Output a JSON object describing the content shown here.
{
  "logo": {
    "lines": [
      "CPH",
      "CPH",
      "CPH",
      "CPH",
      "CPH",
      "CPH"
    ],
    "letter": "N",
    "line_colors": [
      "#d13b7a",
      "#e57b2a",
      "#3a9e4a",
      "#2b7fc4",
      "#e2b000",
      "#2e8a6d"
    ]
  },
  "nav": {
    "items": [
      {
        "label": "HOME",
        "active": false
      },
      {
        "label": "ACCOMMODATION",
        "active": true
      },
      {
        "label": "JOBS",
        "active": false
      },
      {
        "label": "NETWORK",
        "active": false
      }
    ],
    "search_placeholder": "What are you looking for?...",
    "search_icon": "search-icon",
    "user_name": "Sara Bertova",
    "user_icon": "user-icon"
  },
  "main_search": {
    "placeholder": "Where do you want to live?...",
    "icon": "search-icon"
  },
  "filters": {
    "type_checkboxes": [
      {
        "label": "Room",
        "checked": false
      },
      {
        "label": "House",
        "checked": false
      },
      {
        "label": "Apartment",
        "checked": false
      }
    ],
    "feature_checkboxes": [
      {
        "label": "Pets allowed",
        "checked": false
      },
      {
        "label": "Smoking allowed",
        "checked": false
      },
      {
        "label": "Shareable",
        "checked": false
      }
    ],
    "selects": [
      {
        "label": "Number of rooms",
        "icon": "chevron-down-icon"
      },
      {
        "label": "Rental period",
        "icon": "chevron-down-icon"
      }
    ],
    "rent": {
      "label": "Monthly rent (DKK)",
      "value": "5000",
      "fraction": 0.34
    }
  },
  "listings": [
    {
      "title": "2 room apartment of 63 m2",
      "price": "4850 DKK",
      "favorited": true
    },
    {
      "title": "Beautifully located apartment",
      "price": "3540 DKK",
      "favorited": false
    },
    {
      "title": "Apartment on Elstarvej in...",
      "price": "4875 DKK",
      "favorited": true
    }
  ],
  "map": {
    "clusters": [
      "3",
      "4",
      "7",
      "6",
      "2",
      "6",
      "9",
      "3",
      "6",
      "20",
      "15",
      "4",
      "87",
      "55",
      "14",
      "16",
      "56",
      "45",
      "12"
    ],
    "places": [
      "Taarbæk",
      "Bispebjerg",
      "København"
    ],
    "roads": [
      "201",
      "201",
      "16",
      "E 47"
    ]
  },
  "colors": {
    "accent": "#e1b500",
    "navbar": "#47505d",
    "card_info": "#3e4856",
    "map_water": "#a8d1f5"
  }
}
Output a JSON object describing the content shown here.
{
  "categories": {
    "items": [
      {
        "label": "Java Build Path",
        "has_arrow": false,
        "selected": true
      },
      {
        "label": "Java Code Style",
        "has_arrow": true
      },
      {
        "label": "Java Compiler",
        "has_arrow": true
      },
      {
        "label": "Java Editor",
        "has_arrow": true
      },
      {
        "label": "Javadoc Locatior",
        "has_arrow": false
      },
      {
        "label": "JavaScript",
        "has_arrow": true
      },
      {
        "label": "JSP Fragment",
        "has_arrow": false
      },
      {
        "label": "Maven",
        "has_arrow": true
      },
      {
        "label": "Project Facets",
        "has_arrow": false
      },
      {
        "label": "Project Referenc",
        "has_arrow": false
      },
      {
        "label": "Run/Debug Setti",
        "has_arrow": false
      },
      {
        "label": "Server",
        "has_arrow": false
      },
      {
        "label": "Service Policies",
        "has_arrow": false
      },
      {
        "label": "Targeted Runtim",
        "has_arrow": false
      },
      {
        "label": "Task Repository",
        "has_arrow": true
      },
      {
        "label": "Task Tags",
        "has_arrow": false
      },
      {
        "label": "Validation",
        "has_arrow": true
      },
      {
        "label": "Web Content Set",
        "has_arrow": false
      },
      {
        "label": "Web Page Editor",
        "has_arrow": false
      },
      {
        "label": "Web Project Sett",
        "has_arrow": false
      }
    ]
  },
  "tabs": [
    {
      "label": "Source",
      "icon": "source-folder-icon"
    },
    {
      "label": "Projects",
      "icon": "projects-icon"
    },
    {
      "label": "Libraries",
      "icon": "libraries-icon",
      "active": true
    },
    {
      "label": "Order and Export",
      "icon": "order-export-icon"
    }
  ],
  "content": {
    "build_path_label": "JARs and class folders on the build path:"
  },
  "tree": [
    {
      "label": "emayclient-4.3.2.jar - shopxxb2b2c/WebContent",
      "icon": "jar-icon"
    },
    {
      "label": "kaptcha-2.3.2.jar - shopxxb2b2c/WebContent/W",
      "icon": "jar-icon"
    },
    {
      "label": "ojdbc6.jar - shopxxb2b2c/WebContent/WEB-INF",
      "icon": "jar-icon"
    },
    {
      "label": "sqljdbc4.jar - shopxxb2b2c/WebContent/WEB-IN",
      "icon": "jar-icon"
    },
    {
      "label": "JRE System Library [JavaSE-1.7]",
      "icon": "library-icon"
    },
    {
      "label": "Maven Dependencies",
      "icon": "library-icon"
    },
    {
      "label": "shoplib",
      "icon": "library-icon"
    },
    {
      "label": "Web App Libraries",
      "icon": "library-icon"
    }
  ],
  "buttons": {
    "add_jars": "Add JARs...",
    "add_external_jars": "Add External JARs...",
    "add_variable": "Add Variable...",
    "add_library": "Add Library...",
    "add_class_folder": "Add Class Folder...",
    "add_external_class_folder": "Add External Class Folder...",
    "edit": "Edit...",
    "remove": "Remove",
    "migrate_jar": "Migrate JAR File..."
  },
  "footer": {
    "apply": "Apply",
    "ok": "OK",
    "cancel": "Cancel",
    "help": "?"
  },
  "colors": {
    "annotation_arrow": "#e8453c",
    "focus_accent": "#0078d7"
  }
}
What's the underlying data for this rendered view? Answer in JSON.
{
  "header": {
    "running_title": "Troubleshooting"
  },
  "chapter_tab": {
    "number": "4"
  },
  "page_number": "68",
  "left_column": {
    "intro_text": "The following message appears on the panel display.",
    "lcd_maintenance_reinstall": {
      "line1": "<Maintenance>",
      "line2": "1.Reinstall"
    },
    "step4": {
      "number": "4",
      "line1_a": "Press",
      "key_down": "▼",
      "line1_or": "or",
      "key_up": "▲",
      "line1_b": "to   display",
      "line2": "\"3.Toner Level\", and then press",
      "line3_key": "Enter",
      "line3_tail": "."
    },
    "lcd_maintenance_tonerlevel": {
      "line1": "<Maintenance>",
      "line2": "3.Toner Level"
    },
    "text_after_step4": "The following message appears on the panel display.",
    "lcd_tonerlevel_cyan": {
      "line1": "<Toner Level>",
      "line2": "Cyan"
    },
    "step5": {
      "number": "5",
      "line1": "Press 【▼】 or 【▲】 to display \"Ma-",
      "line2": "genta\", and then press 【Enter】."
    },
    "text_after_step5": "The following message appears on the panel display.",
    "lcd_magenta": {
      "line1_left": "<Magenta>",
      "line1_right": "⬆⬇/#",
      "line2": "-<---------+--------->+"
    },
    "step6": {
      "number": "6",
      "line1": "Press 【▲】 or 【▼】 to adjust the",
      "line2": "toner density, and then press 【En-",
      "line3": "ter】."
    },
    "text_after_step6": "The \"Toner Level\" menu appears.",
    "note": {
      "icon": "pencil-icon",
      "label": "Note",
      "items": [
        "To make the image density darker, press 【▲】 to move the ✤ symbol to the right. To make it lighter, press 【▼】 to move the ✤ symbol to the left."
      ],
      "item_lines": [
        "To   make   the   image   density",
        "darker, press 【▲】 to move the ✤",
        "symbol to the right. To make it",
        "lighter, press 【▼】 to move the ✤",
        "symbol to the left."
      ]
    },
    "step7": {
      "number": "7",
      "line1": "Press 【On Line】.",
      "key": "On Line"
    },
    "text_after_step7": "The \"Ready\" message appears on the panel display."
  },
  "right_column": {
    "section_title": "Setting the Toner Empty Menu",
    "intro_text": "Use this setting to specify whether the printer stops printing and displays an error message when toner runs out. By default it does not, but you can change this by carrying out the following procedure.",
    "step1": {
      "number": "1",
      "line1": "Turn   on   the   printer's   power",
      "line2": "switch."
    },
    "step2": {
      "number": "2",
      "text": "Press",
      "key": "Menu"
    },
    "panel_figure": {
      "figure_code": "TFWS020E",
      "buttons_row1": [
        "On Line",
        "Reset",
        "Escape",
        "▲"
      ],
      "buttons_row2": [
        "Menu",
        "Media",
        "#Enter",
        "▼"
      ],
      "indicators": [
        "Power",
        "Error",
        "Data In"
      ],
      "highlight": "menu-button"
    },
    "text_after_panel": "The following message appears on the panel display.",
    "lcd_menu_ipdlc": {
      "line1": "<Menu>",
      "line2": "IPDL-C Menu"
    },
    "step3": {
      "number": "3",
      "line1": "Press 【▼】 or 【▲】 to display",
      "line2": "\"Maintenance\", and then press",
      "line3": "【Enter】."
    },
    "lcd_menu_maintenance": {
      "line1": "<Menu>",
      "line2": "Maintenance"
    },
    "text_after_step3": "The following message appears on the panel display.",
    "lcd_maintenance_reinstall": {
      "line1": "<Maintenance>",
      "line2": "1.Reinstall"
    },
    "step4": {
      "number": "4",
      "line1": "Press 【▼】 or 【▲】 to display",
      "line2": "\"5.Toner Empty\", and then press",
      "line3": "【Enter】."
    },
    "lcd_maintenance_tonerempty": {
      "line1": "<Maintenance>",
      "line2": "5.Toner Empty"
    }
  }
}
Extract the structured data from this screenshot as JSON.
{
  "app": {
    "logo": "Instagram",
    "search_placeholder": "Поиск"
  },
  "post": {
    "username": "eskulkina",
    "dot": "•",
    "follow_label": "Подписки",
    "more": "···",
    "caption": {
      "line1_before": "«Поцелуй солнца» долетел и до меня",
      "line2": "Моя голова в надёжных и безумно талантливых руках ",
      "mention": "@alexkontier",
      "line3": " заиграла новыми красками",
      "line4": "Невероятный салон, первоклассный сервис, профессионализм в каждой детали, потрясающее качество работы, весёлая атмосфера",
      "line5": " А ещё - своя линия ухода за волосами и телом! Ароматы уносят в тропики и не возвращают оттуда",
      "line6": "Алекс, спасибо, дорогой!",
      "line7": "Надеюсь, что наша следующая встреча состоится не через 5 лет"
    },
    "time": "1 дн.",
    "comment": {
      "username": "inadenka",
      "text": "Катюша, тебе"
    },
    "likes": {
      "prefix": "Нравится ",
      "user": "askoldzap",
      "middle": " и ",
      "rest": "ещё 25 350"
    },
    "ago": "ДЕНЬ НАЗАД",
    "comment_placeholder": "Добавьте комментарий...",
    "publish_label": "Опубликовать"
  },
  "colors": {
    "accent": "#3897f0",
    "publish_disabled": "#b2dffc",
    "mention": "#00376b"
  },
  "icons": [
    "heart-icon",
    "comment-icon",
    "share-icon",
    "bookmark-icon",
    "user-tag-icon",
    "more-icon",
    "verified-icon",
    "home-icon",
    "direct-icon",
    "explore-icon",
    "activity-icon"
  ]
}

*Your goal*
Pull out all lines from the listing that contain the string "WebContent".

*Result*
      "label": "emayclient-4.3.2.jar - shopxxb2b2c/WebContent",
      "label": "kaptcha-2.3.2.jar - shopxxb2b2c/WebContent/W",
      "label": "ojdbc6.jar - shopxxb2b2c/WebContent/WEB-INF",
      "label": "sqljdbc4.jar - shopxxb2b2c/WebContent/WEB-IN",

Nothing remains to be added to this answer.